Va. Tech launches safety study of electronic scooters

Virginia Tech’s Blacksburg, Virginia, campus has 300 electric scooters equipped with forward-facing cameras and sensors that will provide researchers with hard data if there’s a wreck. (Courtesy Virginia Tech)

Some people might think scooters on D.C.-area roadways are a menace, but a study just launched by Virginia Tech aims to help make their use safer.

The school’s Blacksburg, Virginia, campus has 300 electric scooters equipped with forward-facing cameras and sensors that will provide researchers with hard data if there’s a wreck.

“Was it an issue about driver behavior? Was it an issue about the infrastructure they were riding through? Or is it something about the scooter design that maybe led to that event?” said Mike Mollenhauer, director for technology implementation at the Virginia Tech Transportation Institute, which is conducting the study in partnership with Spin.

Efforts to improve safety and shape policy might include for example, using geofencing to limit maximum scooter speeds where study findings determined congestion is too high.

CLICK TO EXPAND: The goal is to improve safety for scooter riders as well as pedestrians, drivers and bicyclists with whom they share the road. (Courtesy Virginia Tech)
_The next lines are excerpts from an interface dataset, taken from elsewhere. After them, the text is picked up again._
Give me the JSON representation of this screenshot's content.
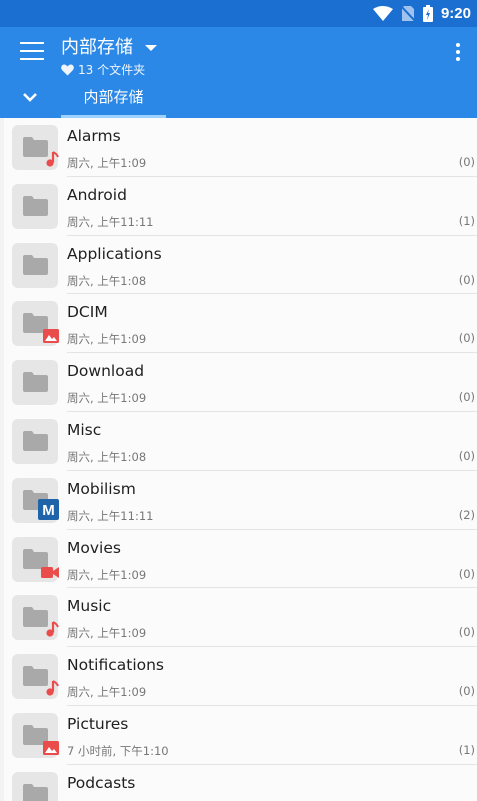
{
  "status": {
    "time": "9:20"
  },
  "header": {
    "title": "内部存储",
    "subtitle": "13 个文件夹",
    "tab_label": "内部存储",
    "accent": "#2b88e6",
    "statusbar_color": "#1a6fd0"
  },
  "files": [
    {
      "name": "Alarms",
      "date": "周六, 上午1:09",
      "count": "(0)",
      "badge": "music-note-icon"
    },
    {
      "name": "Android",
      "date": "周六, 上午11:11",
      "count": "(1)",
      "badge": ""
    },
    {
      "name": "Applications",
      "date": "周六, 上午1:08",
      "count": "(0)",
      "badge": ""
    },
    {
      "name": "DCIM",
      "date": "周六, 上午1:09",
      "count": "(0)",
      "badge": "image-icon"
    },
    {
      "name": "Download",
      "date": "周六, 上午1:09",
      "count": "(0)",
      "badge": ""
    },
    {
      "name": "Misc",
      "date": "周六, 上午1:08",
      "count": "(0)",
      "badge": ""
    },
    {
      "name": "Mobilism",
      "date": "周六, 上午11:11",
      "count": "(2)",
      "badge": "mobilism-logo-icon"
    },
    {
      "name": "Movies",
      "date": "周六, 上午1:09",
      "count": "(0)",
      "badge": "video-camera-icon"
    },
    {
      "name": "Music",
      "date": "周六, 上午1:09",
      "count": "(0)",
      "badge": "music-note-icon"
    },
    {
      "name": "Notifications",
      "date": "周六, 上午1:09",
      "count": "(0)",
      "badge": "music-note-icon"
    },
    {
      "name": "Pictures",
      "date": "7 小时前, 下午1:10",
      "count": "(1)",
      "badge": "image-icon"
    },
    {
      "name": "Podcasts",
      "date": "",
      "count": "",
      "badge": ""
    }
  ]
}
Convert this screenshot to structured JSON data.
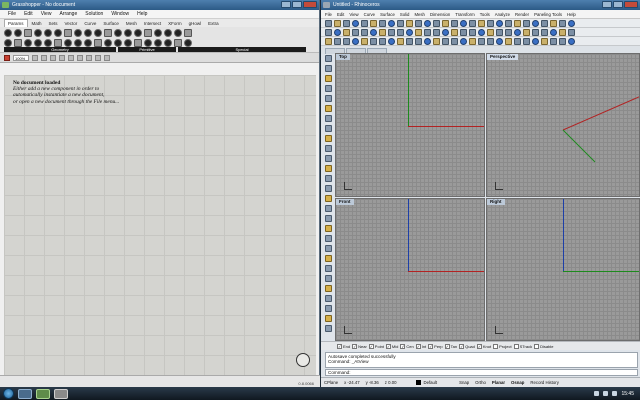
{
  "grasshopper": {
    "title": "Grasshopper - No document",
    "menu": [
      "File",
      "Edit",
      "View",
      "Arrange",
      "Solution",
      "Window",
      "Help"
    ],
    "component_tabs": [
      "Params",
      "Math",
      "Sets",
      "Vector",
      "Curve",
      "Surface",
      "Mesh",
      "Intersect",
      "XForm",
      "gHowl",
      "Extra"
    ],
    "active_tab": "Params",
    "groups": [
      "Geometry",
      "Primitive",
      "Special"
    ],
    "zoom": "100%",
    "message": {
      "title": "No document loaded",
      "lines": [
        "Either add a new component in order to",
        "automatically instantiate a new document,",
        "or open a new document through the File menu..."
      ]
    },
    "version": "0.8.0066"
  },
  "rhino": {
    "title": "Untitled - Rhinoceros",
    "menu": [
      "File",
      "Edit",
      "View",
      "Curve",
      "Surface",
      "Solid",
      "Mesh",
      "Dimension",
      "Transform",
      "Tools",
      "Analyze",
      "Render",
      "Paneling Tools",
      "Help"
    ],
    "viewports": [
      "Top",
      "Perspective",
      "Front",
      "Right"
    ],
    "active_viewport": "Perspective",
    "osnaps": [
      {
        "label": "End",
        "checked": true
      },
      {
        "label": "Near",
        "checked": true
      },
      {
        "label": "Point",
        "checked": true
      },
      {
        "label": "Mid",
        "checked": true
      },
      {
        "label": "Cen",
        "checked": true
      },
      {
        "label": "Int",
        "checked": true
      },
      {
        "label": "Perp",
        "checked": true
      },
      {
        "label": "Tan",
        "checked": true
      },
      {
        "label": "Quad",
        "checked": true
      },
      {
        "label": "Knot",
        "checked": true
      },
      {
        "label": "Project",
        "checked": false
      },
      {
        "label": "STrack",
        "checked": false
      },
      {
        "label": "Disable",
        "checked": false
      }
    ],
    "command_history": [
      "Autosave completed successfully",
      "Command: _AtView"
    ],
    "command_prompt": "Command:",
    "status": {
      "cplane": "CPlane",
      "x": "x -24.47",
      "y": "y -8.36",
      "z": "z 0.00",
      "layer": "Default",
      "toggles": [
        "Snap",
        "Ortho",
        "Planar",
        "Osnap",
        "Record History"
      ]
    }
  },
  "taskbar": {
    "clock": "15:45"
  }
}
The study will last a year and a half and include 12 months of data collected from September 2019 to September 2020, followed by evaluations and recommendations. The goal is to improve safety for scooter riders as well as pedestrians, drivers and bicyclists with whom they share the road.

“We’re coming up with guidelines and outcomes from this,” Mollenhauer said. “On where we have applied a countermeasure, things have gotten better or we have resolved a safety issue.”

Data collected through questionnaires will gauge public opinion and community impact before, during and after the study period. Mollenhauer believes study findings will help shape policy and best practices for scooter use around the nation and world.

Scooters and micro-mobility promise to flourish as communities reluctant or unable to build new roads search for ways to cope with less parking, heavier traffic and more congestion, while offering commuters more options.

“Let’s say I take transit to my end destination and I still have a mile to go before I get to my office or my home,” Mollenhauer said. “Scooters provide a really nice opportunity to cover that ground in a reasonable amount of time” with a relatively low impact on the environment. “It’s definitely a very positive option, we think.”

Like WTOP on Facebook and follow @WTOP on Twitter to engage in conversation about this article and others.

© 2019 WTOP. All Rights Reserved. This website is not intended for users located within the European Economic Area.

More from WTOP

Log in to your WTOP account for notifications and alerts customized for you.

Sign up